The first, episode 11 of season 17, aired November 28, 1987 and was therefore one of Rakim's first TV appearances, if not his actual TV debut. This appearance is also notable for the way host Don Cornelius makes direct reference to Ra's stoicism, which is now known as one of his defining traits. Cornelius goes on to say "...the way that Rakim raps, he has kind of a low pitch that's unusual for me." Though Eric B. was billed back then as the star of the show, it was already clear that Rakim (or Rakeem as Cornelius repeatedly called him) was truly one of a kind.
click here to see Eric B & Rakim perform "Juice (Know the Ledge)" on Soul Train. A second video from this taping features a performance of "What's On Your Mind." This is embedded below, albeit in lower quality than either of the other two videos.
A year after the release of the 7 Minutes of Madness Mix, Coldcut dropped an instrumental version cheekily titled "Not Paid Enough"; likely a reference to the success Eric B. & Rakim achieved as a result of the remix, hindsight always being 20/20. In 1995, Coldcut revisited the journey-into-sound-collage theme of 7 Minutes with their 70 Minutes of Madness Mix, which has often been called "the best DJ mix album of all time." Below, stream Coldcut's behind-the-boards commentary on the sample sources of their 7 Minutes mix, the remix itself, the instrumental version and the aforementioned mix album.
Imagine the passion it must take to do something like that, the dedication. One cannot simply turn the other cheek in the face of such hate. One must confront it head-on with equal passion, dedication and fearlessness.
That is what Chilo brings to every verse of his latest album, Faces of the Meek and Fearless, a call to resist rooted in the social experience of a Long Island Latino poet, set to a soulful soundtrack by B.O.K. with jazzy instrumental accompaniment by Johnny Lynch; a perfect harmony of progressive vision and warrior tradition.
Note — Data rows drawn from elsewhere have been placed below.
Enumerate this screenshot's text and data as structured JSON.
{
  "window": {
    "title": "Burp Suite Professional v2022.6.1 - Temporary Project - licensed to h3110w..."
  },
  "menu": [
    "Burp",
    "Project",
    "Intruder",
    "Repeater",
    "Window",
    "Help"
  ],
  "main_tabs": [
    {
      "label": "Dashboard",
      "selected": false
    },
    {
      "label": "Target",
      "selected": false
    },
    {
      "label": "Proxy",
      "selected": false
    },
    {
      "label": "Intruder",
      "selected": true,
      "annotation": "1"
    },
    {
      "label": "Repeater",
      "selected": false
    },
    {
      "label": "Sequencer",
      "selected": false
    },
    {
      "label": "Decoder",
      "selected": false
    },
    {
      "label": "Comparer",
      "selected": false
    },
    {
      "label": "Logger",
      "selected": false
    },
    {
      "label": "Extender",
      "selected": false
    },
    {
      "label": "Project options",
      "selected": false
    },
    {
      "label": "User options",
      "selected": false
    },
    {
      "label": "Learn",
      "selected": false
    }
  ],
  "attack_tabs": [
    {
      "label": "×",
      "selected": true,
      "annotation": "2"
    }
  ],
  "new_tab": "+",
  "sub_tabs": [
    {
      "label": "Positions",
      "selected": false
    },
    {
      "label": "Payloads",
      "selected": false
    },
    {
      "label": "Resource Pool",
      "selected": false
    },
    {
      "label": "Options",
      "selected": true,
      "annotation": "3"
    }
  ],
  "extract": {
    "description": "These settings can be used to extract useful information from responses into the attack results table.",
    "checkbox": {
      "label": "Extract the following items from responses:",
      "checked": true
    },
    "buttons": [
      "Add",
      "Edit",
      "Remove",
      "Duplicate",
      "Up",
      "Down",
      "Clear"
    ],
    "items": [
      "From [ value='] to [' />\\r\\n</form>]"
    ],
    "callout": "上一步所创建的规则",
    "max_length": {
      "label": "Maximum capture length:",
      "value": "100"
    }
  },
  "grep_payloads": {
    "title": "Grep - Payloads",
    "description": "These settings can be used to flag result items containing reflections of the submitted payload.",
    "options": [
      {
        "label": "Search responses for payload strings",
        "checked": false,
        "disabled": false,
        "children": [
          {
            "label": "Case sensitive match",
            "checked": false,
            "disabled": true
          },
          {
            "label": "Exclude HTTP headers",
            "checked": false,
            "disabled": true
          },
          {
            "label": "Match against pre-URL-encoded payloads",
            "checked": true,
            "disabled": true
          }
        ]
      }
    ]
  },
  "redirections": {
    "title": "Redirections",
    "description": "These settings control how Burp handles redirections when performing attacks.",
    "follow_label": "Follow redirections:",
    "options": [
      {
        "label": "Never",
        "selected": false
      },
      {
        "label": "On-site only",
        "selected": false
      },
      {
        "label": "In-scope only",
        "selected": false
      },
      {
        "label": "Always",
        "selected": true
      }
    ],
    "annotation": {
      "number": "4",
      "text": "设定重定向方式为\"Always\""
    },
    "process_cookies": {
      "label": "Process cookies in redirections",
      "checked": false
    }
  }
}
Make no mistake: these are not the typically vague political declarations and bland boom-bap beats of the #conscious rap artist; these are studied observations conveyed via refined rhymes and riddims. This is not "the album that hip-hop needs right now" or some such; there are plenty of gifted MCs out, with insightful stories relevant to the day. However, it just might be the album Long Island needs right now, all genre biases aside. Play it for your parents and your teachers and your friends and your neighbors and the strangers at the bar. Ask questions. Take stances. Speak truths.